By the time you read this Season two of Netflix’s absolutely, dare I say it, addictive series Narcos will be made available for streaming (3:01pm SGT). Season 1’s chronicling of the rise of the Medellín Cartel was nothing short of impressive, with the visibly high production value and commendable acting performances, but most of us are still unaware about just how huge the Cartel’s operation was. Here are some of Medellín Cartel’s numbers placed in a Singaporean context to give you a clearer picture, and knock your socks clean off.
Escobar’s estimated net worth. That’s more than the combined net worth of the four wealthiest people living in Singapore. At its height, the Medellín Cartel earned US$4 billion per year, most of it in cash.
The amount of cocaine the Medellín Cartel smuggled per day at the peak of the drug trade. Here’s 15 tonnes in popular restricted items at customs: 10,000 durians, and 7,894,737 sticks of chewing gum.
The amount Escobar burned as fuel to keep his daughter, Manuela, warm when she fell ill while the Escobar family was in hiding. According to Singapore Power, the average June 2016 utility bill with gas in a HDB 4-Room flat was SG$146 (roughly US$109). Escobar burnt enough money to pay utilities for 18,348 households.
The size of Escobar’s estate in the small Colombian town of Puerto Triunfo.
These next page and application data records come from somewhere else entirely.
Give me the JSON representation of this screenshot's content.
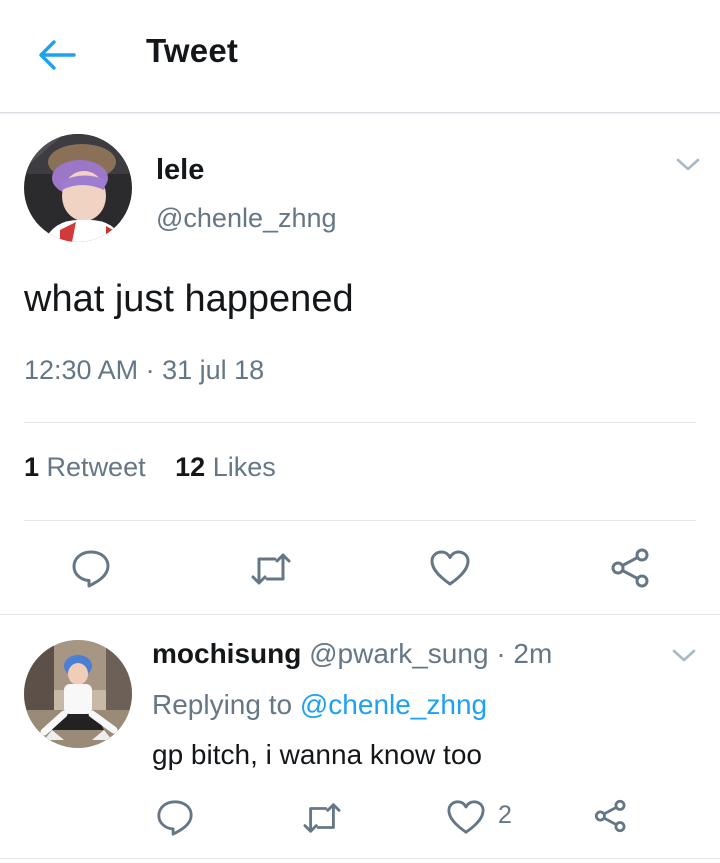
{
  "header": {
    "title": "Tweet",
    "back_icon": "arrow-left-icon",
    "accent": "#1da1f2"
  },
  "tweet": {
    "author_name": "lele",
    "author_handle": "@chenle_zhng",
    "text": "what just happened",
    "timestamp": "12:30 AM · 31 jul 18",
    "retweet_count": "1",
    "retweet_label": "Retweet",
    "like_count": "12",
    "like_label": "Likes",
    "actions": [
      "reply-icon",
      "retweet-icon",
      "like-icon",
      "share-icon"
    ]
  },
  "reply": {
    "author_name": "mochisung",
    "author_handle": "@pwark_sung",
    "separator": "·",
    "age": "2m",
    "replying_prefix": "Replying to",
    "replying_handle": "@chenle_zhng",
    "text": "gp bitch, i wanna know too",
    "like_count": "2"
  },
  "colors": {
    "text": "#14171a",
    "muted": "#657786",
    "link": "#1da1f2",
    "divider": "#e1e8ed"
  }
}
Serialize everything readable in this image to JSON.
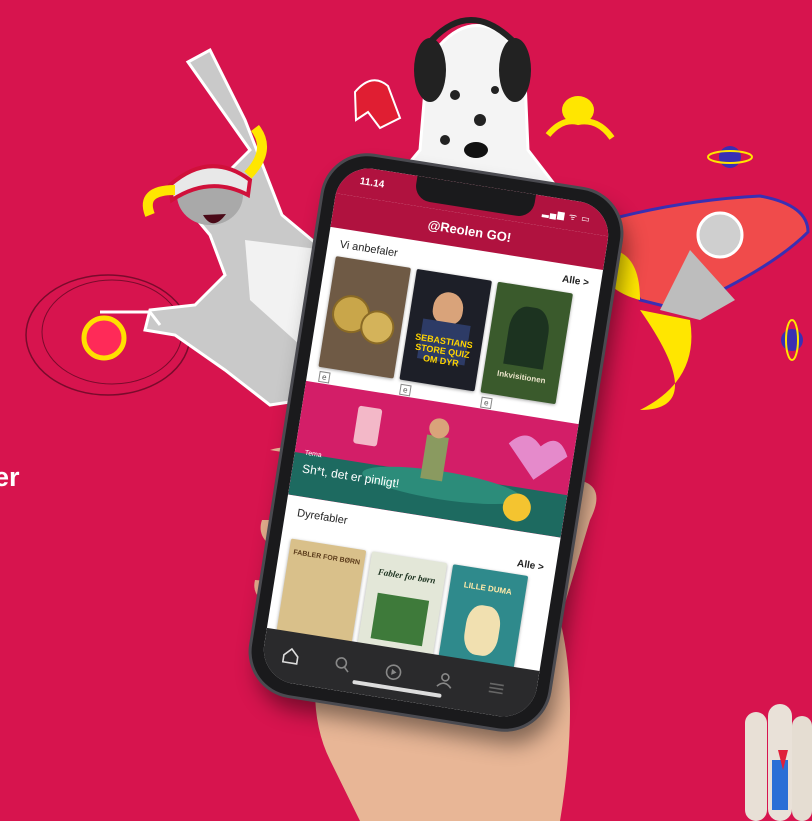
{
  "background": {
    "color": "#d7144e",
    "side_text": "er"
  },
  "phone": {
    "status": {
      "time": "11.14",
      "icons": "▂▄▆ ᯤ ▭"
    },
    "app_title": "@Reolen GO!",
    "sections": [
      {
        "title": "Vi anbefaler",
        "all_label": "Alle >",
        "books": [
          {
            "title": "",
            "color": "#6f5a45",
            "badge": "e"
          },
          {
            "title": "SEBASTIANS STORE QUIZ OM DYR",
            "color": "#1d1f28",
            "badge": "e"
          },
          {
            "title": "Inkvisitionen",
            "color": "#3a5a2c",
            "badge": "e"
          }
        ]
      },
      {
        "title": "Dyrefabler",
        "all_label": "Alle >",
        "books": [
          {
            "title": "FABLER FOR BØRN",
            "color": "#d9c08a",
            "badge": ""
          },
          {
            "title": "Fabler for børn",
            "color": "#e3e7d8",
            "badge": ""
          },
          {
            "title": "LILLE DUMA",
            "color": "#2f8a8c",
            "badge": ""
          }
        ]
      }
    ],
    "banner": {
      "tag": "Tema",
      "title": "Sh*t, det er pinligt!",
      "color": "#d31e68"
    },
    "tabs": [
      "home-icon",
      "search-icon",
      "play-icon",
      "profile-icon",
      "menu-icon"
    ]
  }
}
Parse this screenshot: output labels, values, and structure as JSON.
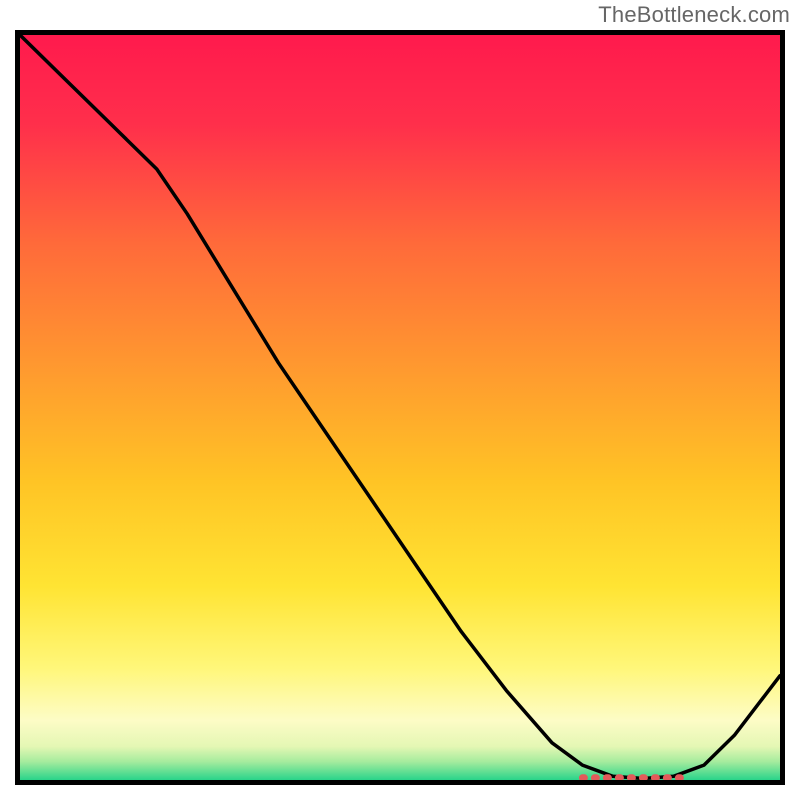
{
  "watermark": "TheBottleneck.com",
  "chart_data": {
    "type": "line",
    "title": "",
    "xlabel": "",
    "ylabel": "",
    "xlim": [
      0,
      100
    ],
    "ylim": [
      0,
      100
    ],
    "grid": false,
    "legend": false,
    "curve": {
      "x": [
        0,
        6,
        12,
        18,
        22,
        28,
        34,
        40,
        46,
        52,
        58,
        64,
        70,
        74,
        78,
        82,
        86,
        90,
        94,
        100
      ],
      "y": [
        100,
        94,
        88,
        82,
        76,
        66,
        56,
        47,
        38,
        29,
        20,
        12,
        5,
        2,
        0.5,
        0.2,
        0.5,
        2,
        6,
        14
      ]
    },
    "optimal_zone": {
      "x_start": 74,
      "x_end": 88,
      "y": 0.3
    },
    "gradient_stops": [
      {
        "offset": 0.0,
        "color": "#ff1a4d"
      },
      {
        "offset": 0.12,
        "color": "#ff2f4b"
      },
      {
        "offset": 0.28,
        "color": "#ff6a3a"
      },
      {
        "offset": 0.45,
        "color": "#ff9a2f"
      },
      {
        "offset": 0.6,
        "color": "#ffc425"
      },
      {
        "offset": 0.74,
        "color": "#ffe433"
      },
      {
        "offset": 0.85,
        "color": "#fff77a"
      },
      {
        "offset": 0.92,
        "color": "#fdfcc6"
      },
      {
        "offset": 0.955,
        "color": "#e4f7b4"
      },
      {
        "offset": 0.975,
        "color": "#a7ec9e"
      },
      {
        "offset": 1.0,
        "color": "#29d48a"
      }
    ]
  }
}
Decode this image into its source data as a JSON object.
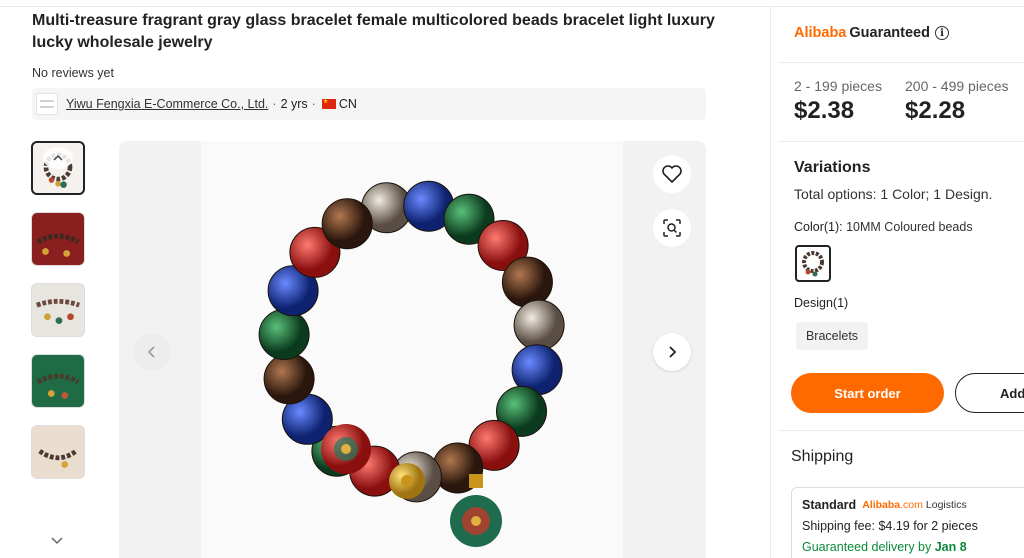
{
  "product": {
    "title": "Multi-treasure fragrant gray glass bracelet female multicolored beads bracelet light luxury lucky wholesale jewelry",
    "reviews": "No reviews yet"
  },
  "supplier": {
    "name": "Yiwu Fengxia E-Commerce Co., Ltd.",
    "separator": "·",
    "years": "2 yrs",
    "country": "CN"
  },
  "gallery": {
    "thumbnail_count": 5,
    "active_index": 0,
    "icons": [
      "heart-icon",
      "image-search-icon",
      "chevron-left-icon",
      "chevron-right-icon",
      "chevron-up-icon",
      "chevron-down-icon"
    ]
  },
  "guarantee": {
    "brand": "Alibaba",
    "label": "Guaranteed"
  },
  "pricing": [
    {
      "qty": "2 - 199 pieces",
      "price": "$2.38"
    },
    {
      "qty": "200 - 499 pieces",
      "price": "$2.28"
    }
  ],
  "variations": {
    "title": "Variations",
    "total_label": "Total options:",
    "total_value": "1 Color; 1 Design.",
    "color_label": "Color(1):",
    "color_value": "10MM Coloured beads",
    "design_label": "Design(1)",
    "design_option": "Bracelets"
  },
  "actions": {
    "start_order": "Start order",
    "add": "Add"
  },
  "shipping": {
    "title": "Shipping",
    "method": "Standard",
    "logistics_brand": "Alibaba",
    "logistics_domain": ".com",
    "logistics_label": "Logistics",
    "fee_text": "Shipping fee: $4.19 for 2 pieces",
    "delivery_label": "Guaranteed delivery by",
    "delivery_date": "Jan 8"
  },
  "colors": {
    "accent": "#ff6a00",
    "delivery_green": "#0c8a3a",
    "thumb_backgrounds": [
      "#f4f1ee",
      "#8a1f1f",
      "#e8e4e0",
      "#1f6b46",
      "#e9ddd0"
    ]
  }
}
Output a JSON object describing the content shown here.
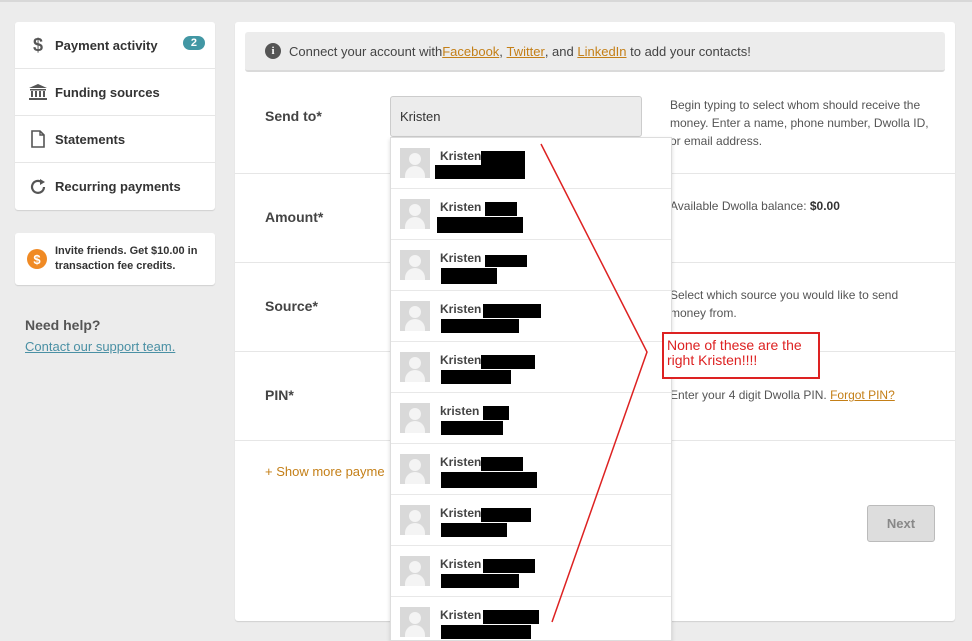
{
  "sidebar": {
    "items": [
      {
        "label": "Payment activity",
        "icon": "dollar-icon",
        "badge": "2"
      },
      {
        "label": "Funding sources",
        "icon": "bank-icon"
      },
      {
        "label": "Statements",
        "icon": "document-icon"
      },
      {
        "label": "Recurring payments",
        "icon": "refresh-icon"
      }
    ],
    "invite": {
      "icon_text": "$",
      "text": "Invite friends. Get $10.00 in transaction fee credits."
    },
    "help_title": "Need help?",
    "help_link": "Contact our support team."
  },
  "notice": {
    "prefix": "Connect your account with ",
    "facebook": "Facebook",
    "comma1": ", ",
    "twitter": "Twitter",
    "and": ", and ",
    "linkedin": "LinkedIn",
    "suffix": " to add your contacts!"
  },
  "form": {
    "send_to_label": "Send to*",
    "send_to_value": "Kristen",
    "send_to_hint": "Begin typing to select whom should receive the money. Enter a name, phone number, Dwolla ID, or email address.",
    "amount_label": "Amount*",
    "balance_label": "Available Dwolla balance: ",
    "balance_value": "$0.00",
    "source_label": "Source*",
    "source_hint": "Select which source you would like to send money from.",
    "pin_label": "PIN*",
    "pin_hint": "Enter your 4 digit Dwolla PIN. ",
    "forgot_pin": "Forgot PIN?",
    "show_more": "+ Show more payme",
    "next_label": "Next"
  },
  "suggestions": [
    {
      "name": "Kristen"
    },
    {
      "name": "Kristen"
    },
    {
      "name": "Kristen"
    },
    {
      "name": "Kristen"
    },
    {
      "name": "Kristen"
    },
    {
      "name": "kristen"
    },
    {
      "name": "Kristen"
    },
    {
      "name": "Kristen"
    },
    {
      "name": "Kristen"
    },
    {
      "name": "Kristen"
    }
  ],
  "annotation": {
    "text": "None of these are the right Kristen!!!!",
    "color": "#dd2222"
  },
  "colors": {
    "link": "#c47f17",
    "badge": "#4297a4",
    "coin": "#f08a24"
  }
}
This is equivalent to 224,825 4-Room HDB flats, assuming the flats are built side by side on a single floor. Escobar built the Puerto Triunfo estate as a holiday getaway and included a pool, a bullring and a zoo housing hippos, giraffes and elephants.
Escobar eventually had a bounty of more than US$5 million on his head, which is 6.7 times more than the bounty offered for the notorious fugitive Mas Selamat Kastari.
Escobar spent around US$2,500 a month on rubber bands used to hold his money. 1,800 rubber bands cost an average of SG$6.50 (USD 4.85), meaning he used 927,835 rubber bands a month just to hold the cash.
Often storing his money in dirty, rundown warehouses, ten per cent of Escobar’s yearly earnings were written off as spoilage due vermin and damp. Pablo lost more money every year than what 39 of the 50 richest Singaporeans are worth. Perhaps he should’ve invested a little more into storage facilities and pest control. Although, when you’re as rich as he was, who has time for such minor issues?
In the early 80s, the street value of a kilo of cocaine in Miami was $50,000. That’s equivalent to a second-hand Mercedes-Benz S300L (sans COE) here.
At its peak, the Medellín cartel employed over 750,000 people – that’s almost 15% of Singapore’s population. Not too shabby for a sociopath.